§ **What the task requires**:
Please filter the entries and return only the lines that include "JSON".

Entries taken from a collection
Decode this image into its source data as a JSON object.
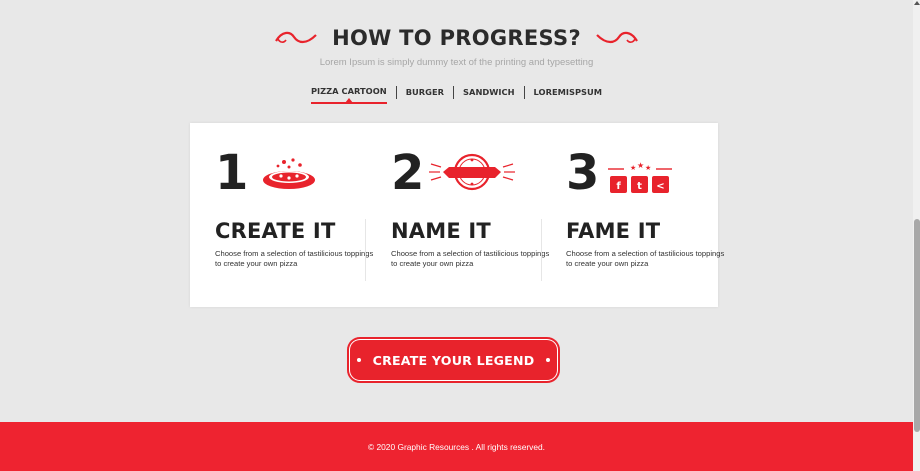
{
  "heading": {
    "title": "HOW TO PROGRESS?",
    "subtitle": "Lorem Ipsum is simply dummy text of the printing and typesetting"
  },
  "tabs": [
    {
      "label": "PIZZA CARTOON",
      "active": true
    },
    {
      "label": "BURGER",
      "active": false
    },
    {
      "label": "SANDWICH",
      "active": false
    },
    {
      "label": "LOREMISPSUM",
      "active": false
    }
  ],
  "steps": [
    {
      "number": "1",
      "title": "CREATE IT",
      "description": "Choose from a selection of tastilicious toppings to create your own pizza",
      "icon": "pizza-icon"
    },
    {
      "number": "2",
      "title": "NAME IT",
      "description": "Choose from a selection of tastilicious toppings to create your own pizza",
      "icon": "badge-ribbon-icon"
    },
    {
      "number": "3",
      "title": "FAME IT",
      "description": "Choose from a selection of tastilicious toppings to create your own pizza",
      "icon": "social-share-icon"
    }
  ],
  "social_glyphs": {
    "facebook": "f",
    "twitter": "t",
    "share": "<"
  },
  "cta": {
    "label": "CREATE YOUR LEGEND"
  },
  "footer": {
    "text": "© 2020 Graphic Resources . All rights reserved."
  },
  "colors": {
    "accent": "#e8232c",
    "footer_bg": "#ee2330",
    "page_bg": "#e8e8e8",
    "text_dark": "#222222"
  }
}
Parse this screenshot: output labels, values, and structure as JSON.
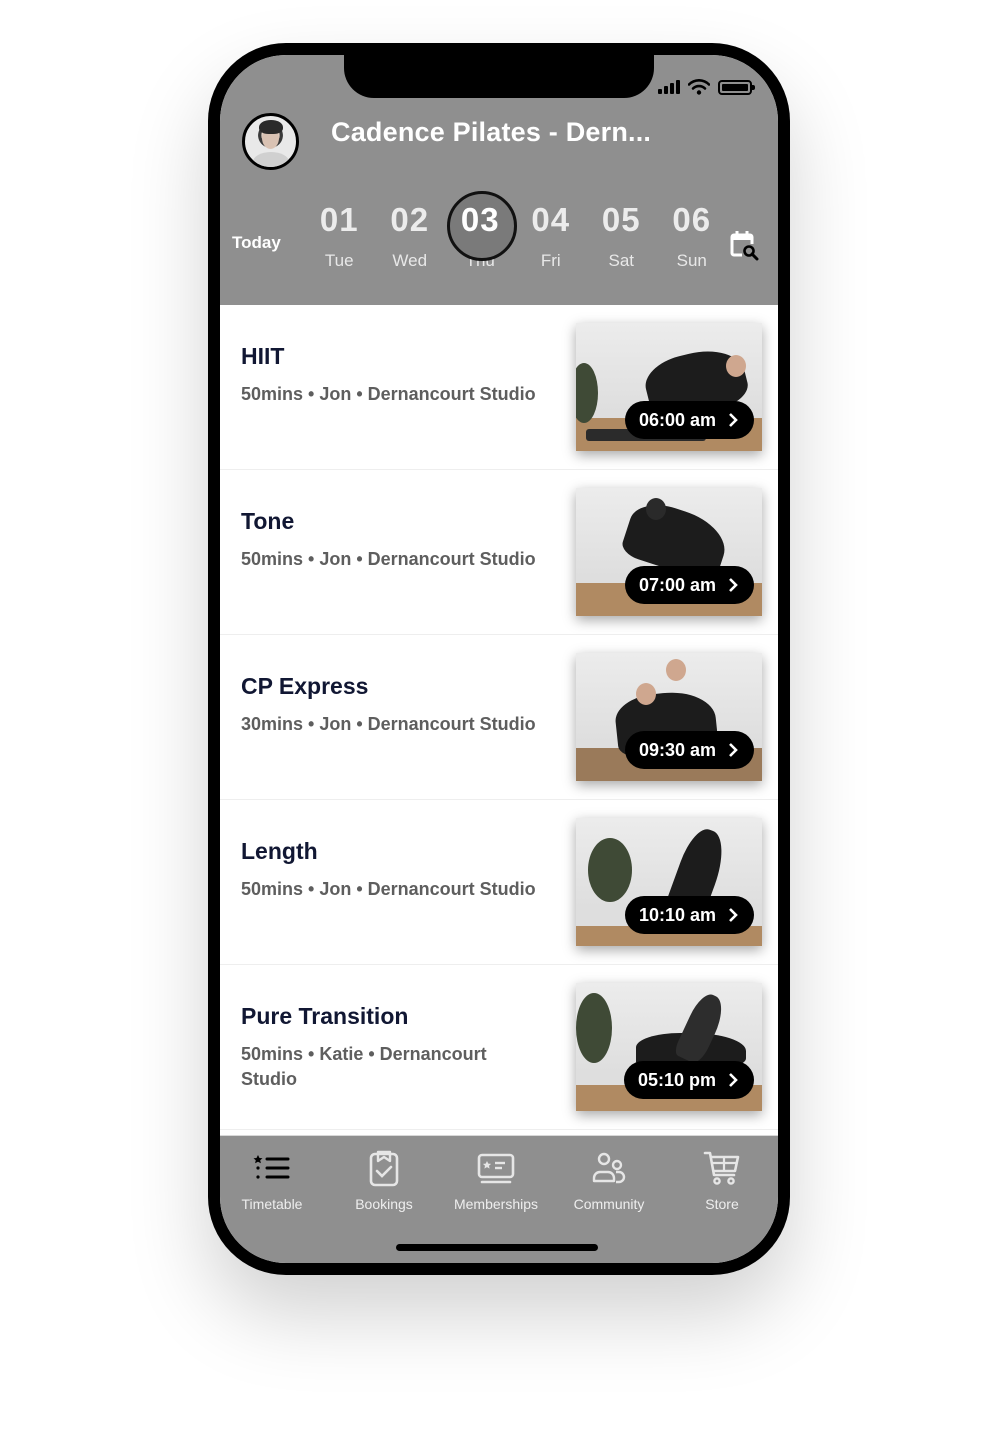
{
  "status_bar": {
    "signal_icon": "cellular-signal-icon",
    "wifi_icon": "wifi-icon",
    "battery_icon": "battery-icon"
  },
  "header": {
    "avatar_icon": "profile-avatar",
    "title": "Cadence Pilates - Dern...",
    "today_label": "Today",
    "calendar_search_icon": "calendar-search-icon",
    "dates": [
      {
        "num": "01",
        "day": "Tue",
        "selected": false
      },
      {
        "num": "02",
        "day": "Wed",
        "selected": false
      },
      {
        "num": "03",
        "day": "Thu",
        "selected": true
      },
      {
        "num": "04",
        "day": "Fri",
        "selected": false
      },
      {
        "num": "05",
        "day": "Sat",
        "selected": false
      },
      {
        "num": "06",
        "day": "Sun",
        "selected": false
      }
    ]
  },
  "classes": [
    {
      "name": "HIIT",
      "meta": "50mins • Jon • Dernancourt Studio",
      "time": "06:00 am"
    },
    {
      "name": "Tone",
      "meta": "50mins • Jon • Dernancourt Studio",
      "time": "07:00 am"
    },
    {
      "name": "CP Express",
      "meta": "30mins • Jon • Dernancourt Studio",
      "time": "09:30 am"
    },
    {
      "name": "Length",
      "meta": "50mins • Jon • Dernancourt Studio",
      "time": "10:10 am"
    },
    {
      "name": "Pure Transition",
      "meta": "50mins • Katie • Dernancourt Studio",
      "time": "05:10 pm"
    }
  ],
  "tabbar": {
    "items": [
      {
        "label": "Timetable",
        "icon": "timetable-list-icon"
      },
      {
        "label": "Bookings",
        "icon": "clipboard-check-icon"
      },
      {
        "label": "Memberships",
        "icon": "membership-card-icon"
      },
      {
        "label": "Community",
        "icon": "community-people-icon"
      },
      {
        "label": "Store",
        "icon": "shopping-cart-icon"
      }
    ]
  },
  "colors": {
    "header_bg": "#8f8f8f",
    "title_text": "#111733",
    "meta_text": "#5e5e5e",
    "pill_bg": "#000000"
  }
}
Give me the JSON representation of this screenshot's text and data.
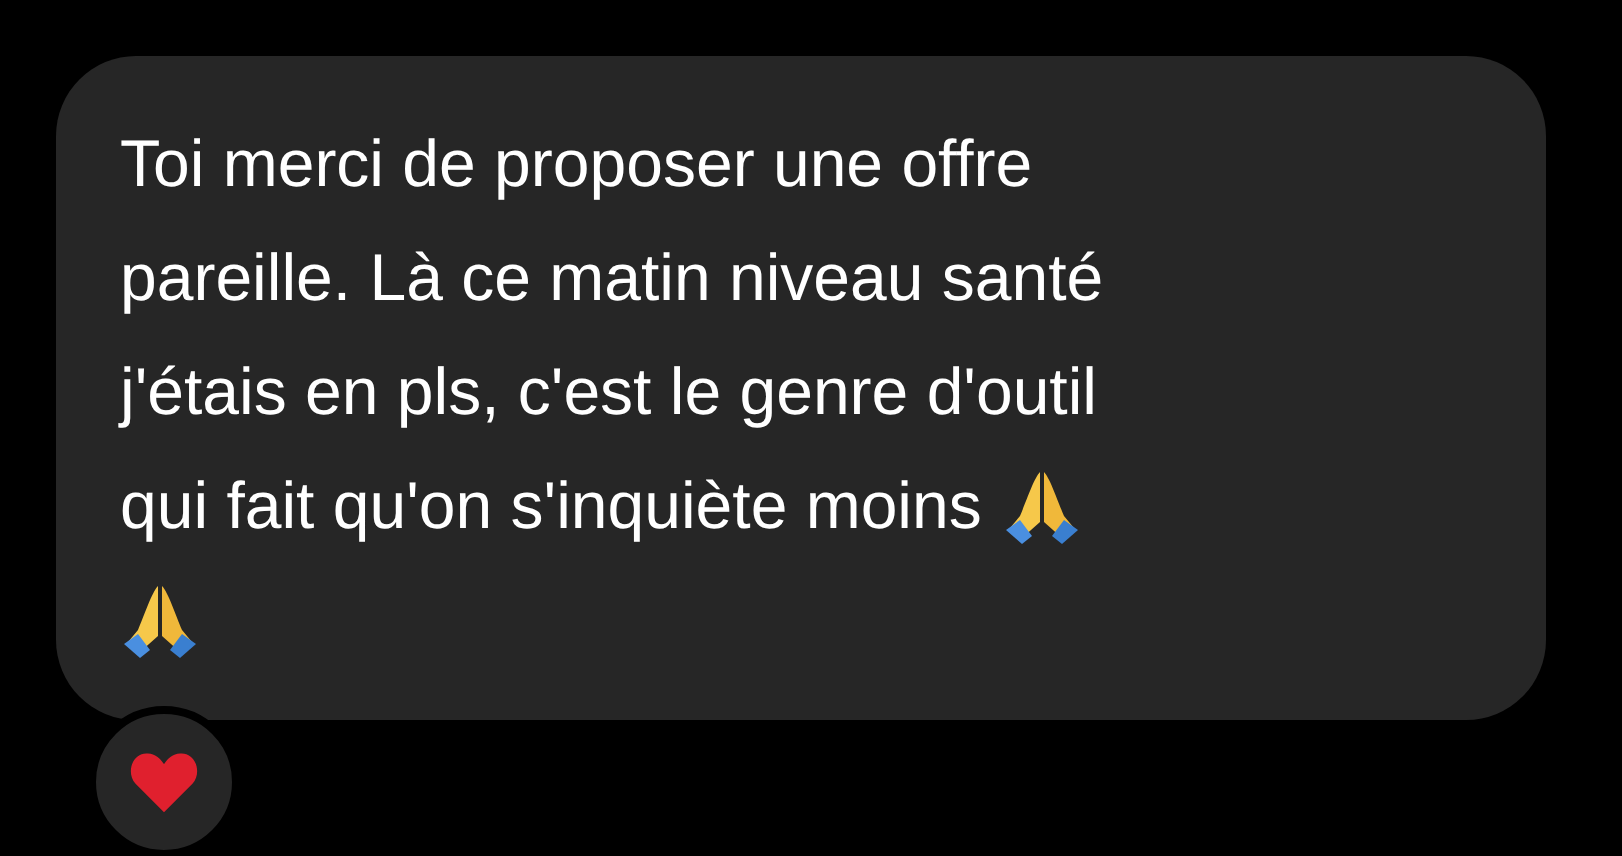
{
  "message": {
    "lines": [
      {
        "text": "Toi merci de proposer une offre",
        "emoji": false
      },
      {
        "text": "pareille. Là ce matin niveau santé",
        "emoji": false
      },
      {
        "text": "j'étais en pls, c'est le genre d'outil",
        "emoji": false
      },
      {
        "text": "qui fait qu'on s'inquiète moins",
        "emoji": true
      },
      {
        "emoji": true
      }
    ],
    "reaction": {
      "kind": "heart"
    }
  }
}
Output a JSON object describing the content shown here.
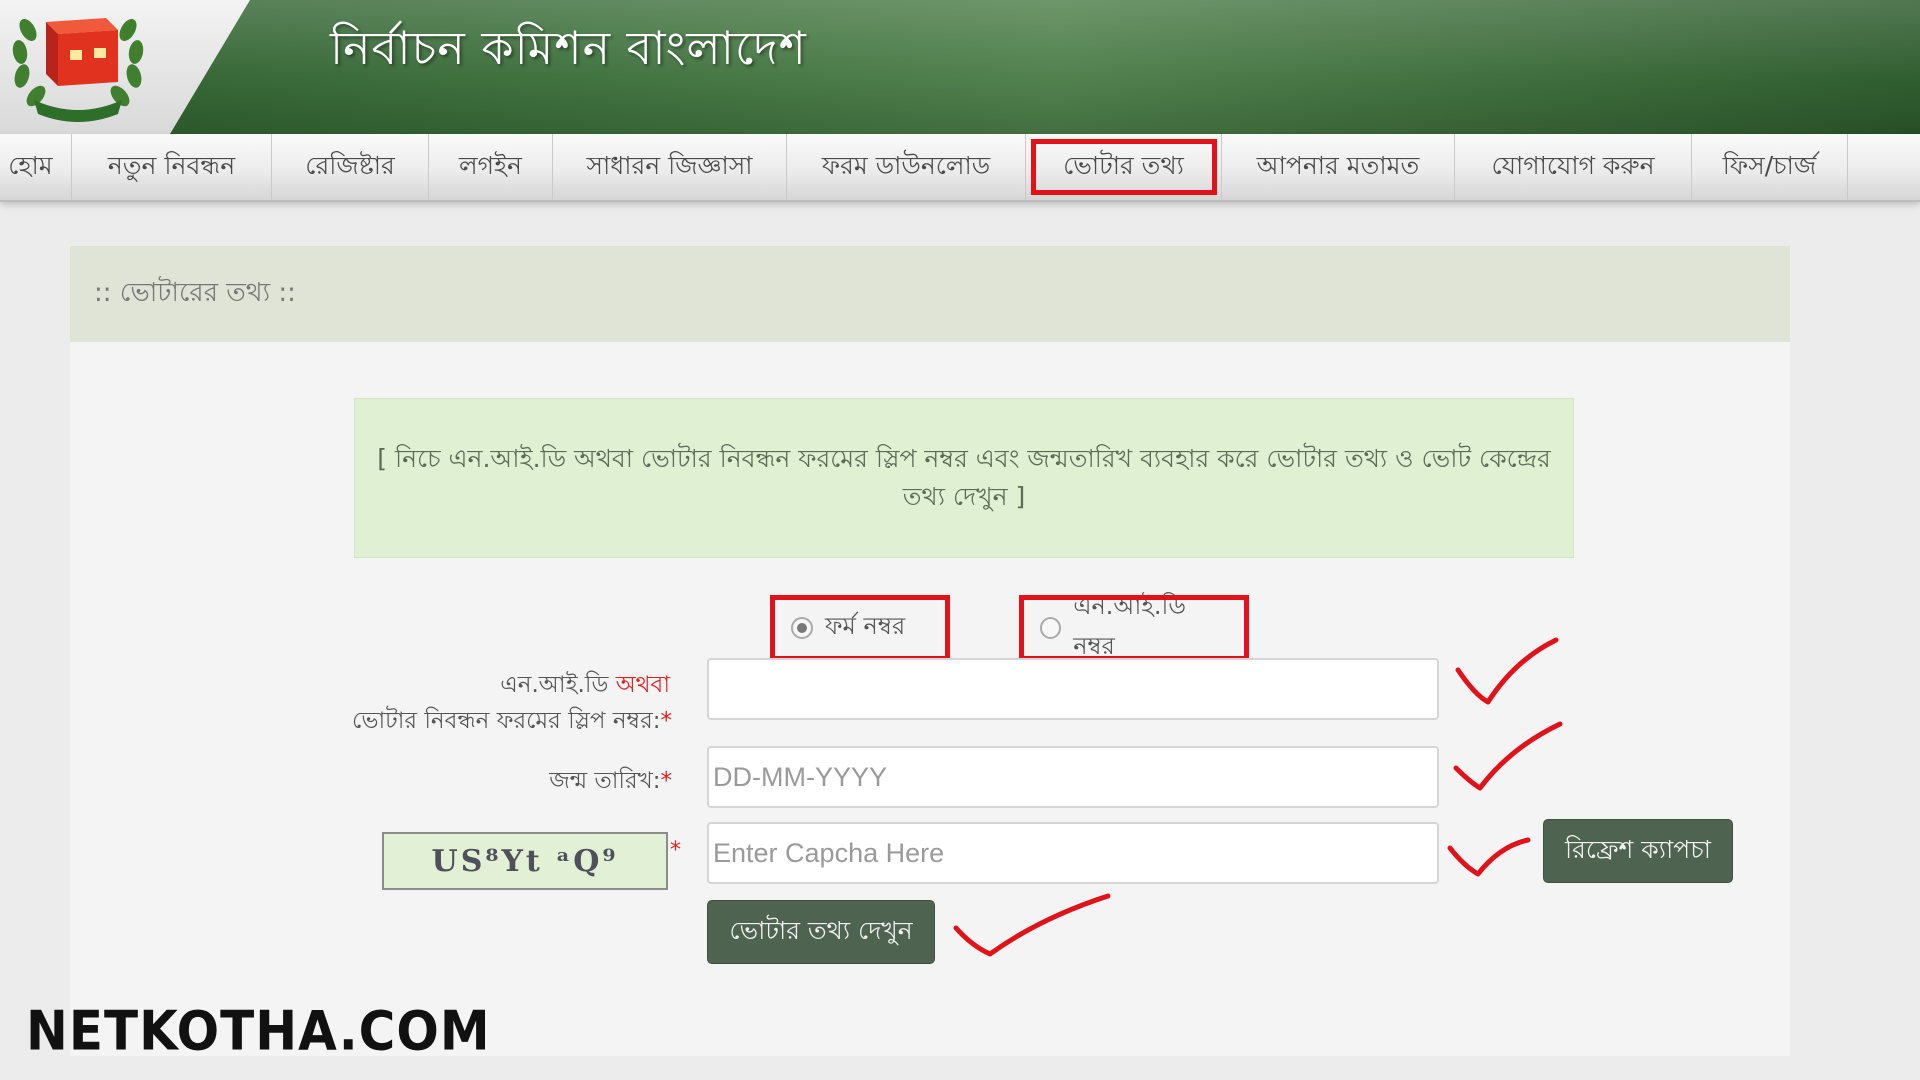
{
  "header": {
    "title": "নির্বাচন কমিশন বাংলাদেশ",
    "emblem_text": "বাংলাদেশ"
  },
  "nav": {
    "items": [
      {
        "label": "হোম"
      },
      {
        "label": "নতুন নিবন্ধন"
      },
      {
        "label": "রেজিষ্টার"
      },
      {
        "label": "লগইন"
      },
      {
        "label": "সাধারন জিজ্ঞাসা"
      },
      {
        "label": "ফরম ডাউনলোড"
      },
      {
        "label": "ভোটার তথ্য"
      },
      {
        "label": "আপনার মতামত"
      },
      {
        "label": "যোগাযোগ করুন"
      },
      {
        "label": "ফিস/চার্জ"
      }
    ],
    "highlighted": "ভোটার তথ্য"
  },
  "section": {
    "title": ":: ভোটারের তথ্য ::"
  },
  "info": {
    "text": "[ নিচে এন.আই.ডি অথবা ভোটার নিবন্ধন ফরমের স্লিপ নম্বর এবং জন্মতারিখ ব্যবহার করে ভোটার তথ্য ও ভোট কেন্দ্রের তথ্য দেখুন ]"
  },
  "form": {
    "radio_form": {
      "label": "ফর্ম নম্বর",
      "selected": true
    },
    "radio_nid": {
      "label": "এন.আই.ডি নম্বর",
      "selected": false
    },
    "nid_label_1": "এন.আই.ডি",
    "nid_label_or": "অথবা",
    "nid_label_2": "ভোটার নিবন্ধন ফরমের স্লিপ নম্বর:",
    "nid_value": "",
    "dob_label": "জন্ম তারিখ:",
    "dob_placeholder": "DD-MM-YYYY",
    "captcha_text": "US⁸Yt ᵃQ⁹",
    "captcha_placeholder": "Enter Capcha Here",
    "refresh_label": "রিফ্রেশ ক্যাপচা",
    "submit_label": "ভোটার তথ্য দেখুন",
    "required_mark": "*"
  },
  "accent_colors": {
    "highlight_red": "#e0131a",
    "header_green": "#3d703c",
    "button_green": "#4f6450"
  },
  "watermark": "NETKOTHA.COM"
}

§ **Answer to the problem**:
Decode this image into its source data as a JSON object.
Parse this screenshot: output labels, values, and structure as JSON.
Give me the JSON representation of this screenshot's text and data.
Output a JSON object describing the content shown here.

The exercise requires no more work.